|Tuesday, July 9
You can't compare a Granny Smith with a Navel
By Greg Garber
The phone message in the Encino, Calif., apartment kicks in on the fourth ring and, sure enough, it is the wizardly voice of John Wooden. Just as his distinctive tenor voice asks the caller to speak slowly and concisely, the man himself picks up.
"When the North Carolina women's soccer team won, what, 80-something straight games? Everybody wanted to know, 'How do they compare to you?' My answer was, you can't compare those two teams with any validity. Establishing dominance over a period of time, regardless of who does it, is a tremendous accomplishment."
For the record, Wooden's UCLA men's basketball teams won 10 NCAA titles from 1964-75, including seven straight. There were also 88 consecutive victories and 38 straight NCAA Tournament wins.
Scotty Bowman, whose Detroit Red Wings won their third Stanley Cup in six seasons, gets the same thing -- all the time. Which team was better, these Red Wings or Bowman's old Canadiens, the ones who won five Cups in the 1970s, including four straight, from 1976-79?
"It's hard to make the comparison," Bowman said, "because there's different eras. The Montreal team had a strong run, especially the last four years. You had to win 12 games back then, but now you have to win 16. The first year (1976), they lost one game, the second year they lost two, then it was three in the third year and four in the fourth year. That's 48-10 -- it's pretty hard to compare anybody to that. The percentage is so high.
"This year, with the Wings, we lost seven (playoff) games. If you are going on straight stats, that's going to be hard to beat for anybody. But I don't know how many real contenders there were in those years. The competition is a lot different."
Magic Johnson, the former Lakers point guard, would beg to differ. He has a single requirement for a dynasty.
"It takes three straight championships to make a dynasty," he said last month after the Lakers swept to their third consecutive title.
It's a nice round number, three. That would make for five NBA dynasties: the 1952-54 Minneapolis Lakers, the 1959-66 Boston Celtics, the 1991-93 and 1996-98 Chicago Bulls and the 2000-02 Lakers.
But, then Magic hedged. "It's hard to compare the last three three-peaters," he said, "because they were all different teams."
In today's age, some draw the line at two straight championships.
"Two is a good number," said Geno Auriemma, the Connecticut women's basketball coach, who has yet to put together back-to-back titles. "It says something about a team that got to the top and then came back and did it again."
The Detroit Pistons won the NBA title in 1989 and 1990, but history sees them as the turnstile through which the Bulls passed on their way to those two three-peats.
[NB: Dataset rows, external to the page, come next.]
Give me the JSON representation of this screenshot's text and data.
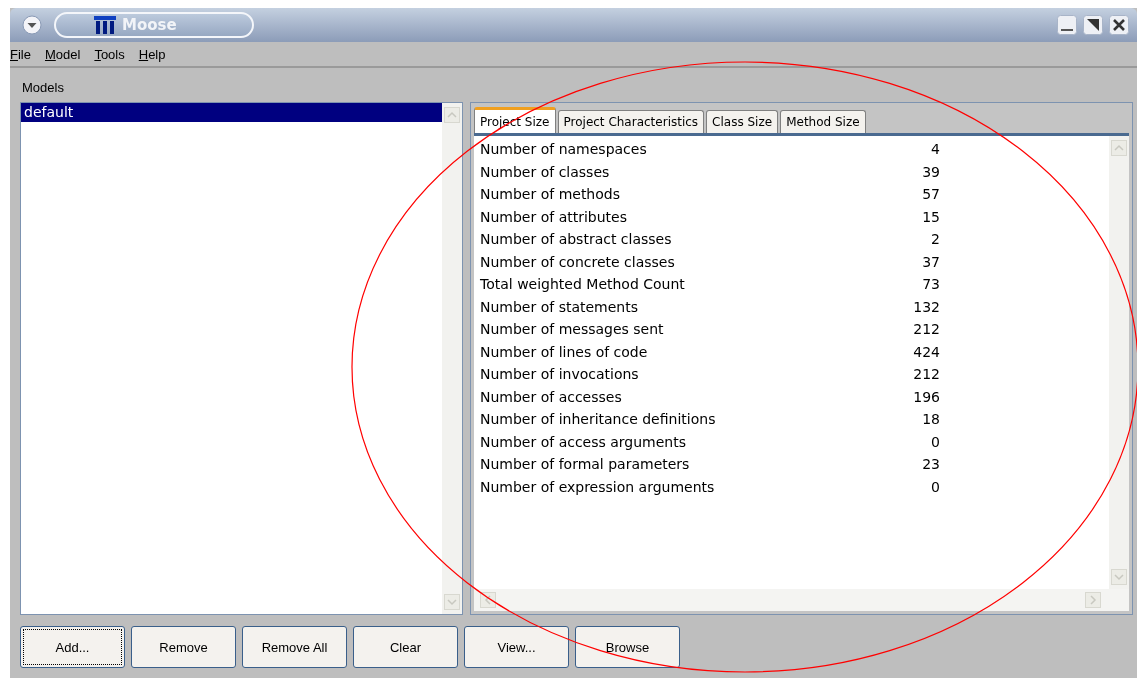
{
  "window": {
    "title": "Moose"
  },
  "menu": [
    "File",
    "Model",
    "Tools",
    "Help"
  ],
  "models": {
    "label": "Models",
    "items": [
      {
        "name": "default",
        "selected": true
      }
    ]
  },
  "tabs": [
    {
      "label": "Project Size",
      "selected": true
    },
    {
      "label": "Project Characteristics",
      "selected": false
    },
    {
      "label": "Class Size",
      "selected": false
    },
    {
      "label": "Method Size",
      "selected": false
    }
  ],
  "metrics": [
    {
      "name": "Number of namespaces",
      "value": "4"
    },
    {
      "name": "Number of classes",
      "value": "39"
    },
    {
      "name": "Number of methods",
      "value": "57"
    },
    {
      "name": "Number of attributes",
      "value": "15"
    },
    {
      "name": "Number of abstract classes",
      "value": "2"
    },
    {
      "name": "Number of concrete classes",
      "value": "37"
    },
    {
      "name": "Total weighted Method Count",
      "value": "73"
    },
    {
      "name": "Number of statements",
      "value": "132"
    },
    {
      "name": "Number of messages sent",
      "value": "212"
    },
    {
      "name": "Number of lines of code",
      "value": "424"
    },
    {
      "name": "Number of invocations",
      "value": "212"
    },
    {
      "name": "Number of accesses",
      "value": "196"
    },
    {
      "name": "Number of inheritance definitions",
      "value": "18"
    },
    {
      "name": "Number of access arguments",
      "value": "0"
    },
    {
      "name": "Number of formal parameters",
      "value": "23"
    },
    {
      "name": "Number of expression arguments",
      "value": "0"
    }
  ],
  "buttons": [
    {
      "label": "Add...",
      "focused": true
    },
    {
      "label": "Remove",
      "focused": false
    },
    {
      "label": "Remove All",
      "focused": false
    },
    {
      "label": "Clear",
      "focused": false
    },
    {
      "label": "View...",
      "focused": false
    },
    {
      "label": "Browse",
      "focused": false
    }
  ]
}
Ditto for the Houston Rockets, who leaped into the Jordanless void and won in 1994 and 1995. The Denver Broncos won the Super Bowl in 1997 and 1998, but no one is rushing to place them in the rarified air of history's three-time champions.
"You can make almost any argument here," Auriemma said. "Dynasties last for, what, hundreds of years? The guy who started those dynasties, the guy who had his name on it -- that's the guy people remember. I can't say I remember the name of the second family who didn't quite get there. Ming was the guy who won.
"It's unfortunate that our society only recognizes the winner. The team that finishes second 10 years in a row, people don't talk about that team."
1) The hard-line, old-school, cold-war approach: "A dynasty is winning it and then having the ability to sustain it, to continue winning. That's the name of the game, to win. Second? That's bulls---," says Red Auerbach, whose Celtics won eight straight NBA titles from 1958-66.
2) The moderate, down-the-middle approach: Consistency is the hallmark of sports' greatest teams, says Bill Walsh, the architect of four Super Bowl championships with the San Francisco 49ers.
3) Glasnost: Everyone is a winner: "Establishing dominance over a period of time, regardless of who does it, is a tremendous accomplishment," says John Wooden, who led UCLA to 10 NCAA titles.